  • MAŠKOVÁ, Jana. Ošetřovatelství za krymské války : Diplomová práce, 1. LF UK, Ústav teorie a praxe ošetřovatelství. 1. edition. 2007. 107 pp. Vedoucí diplomové práce J. Mlýnková. 
  • SEACOLE, Mary. Wonderful Adventures of Mrs. Seacole in Many Lands. 1. edition. London : Penguin, 2005. pp. 224. ISBN 0140439021.
  • KNOBLOCH, J.. Sestra v historii. Zdravotnická pracovnice. 1988, y. 38, no. 12, p. 732-739, ISSN 0049 8572. 
  1. WITTNEBEN, Karin. Deutsche Biographie : Simon, Marie (Maria) Salome, geborene Jannasch [online]. Bayerische Staatsbibliothek, [cit. 2016-06-13]. <https://www.deutsche-biographie.de/gnd117394068.html#ndbcontent>.

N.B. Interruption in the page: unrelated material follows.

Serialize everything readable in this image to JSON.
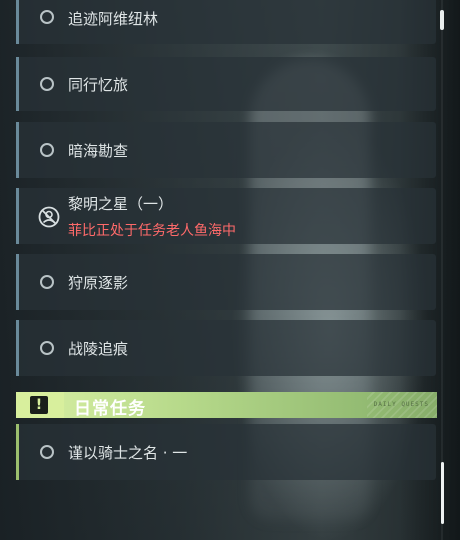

  2. -. Deutsches Rotes Kreuz [online]. PflegeWiki, [cit. 2016-06-13]. <http://www.pflegewiki.de/wartung/>.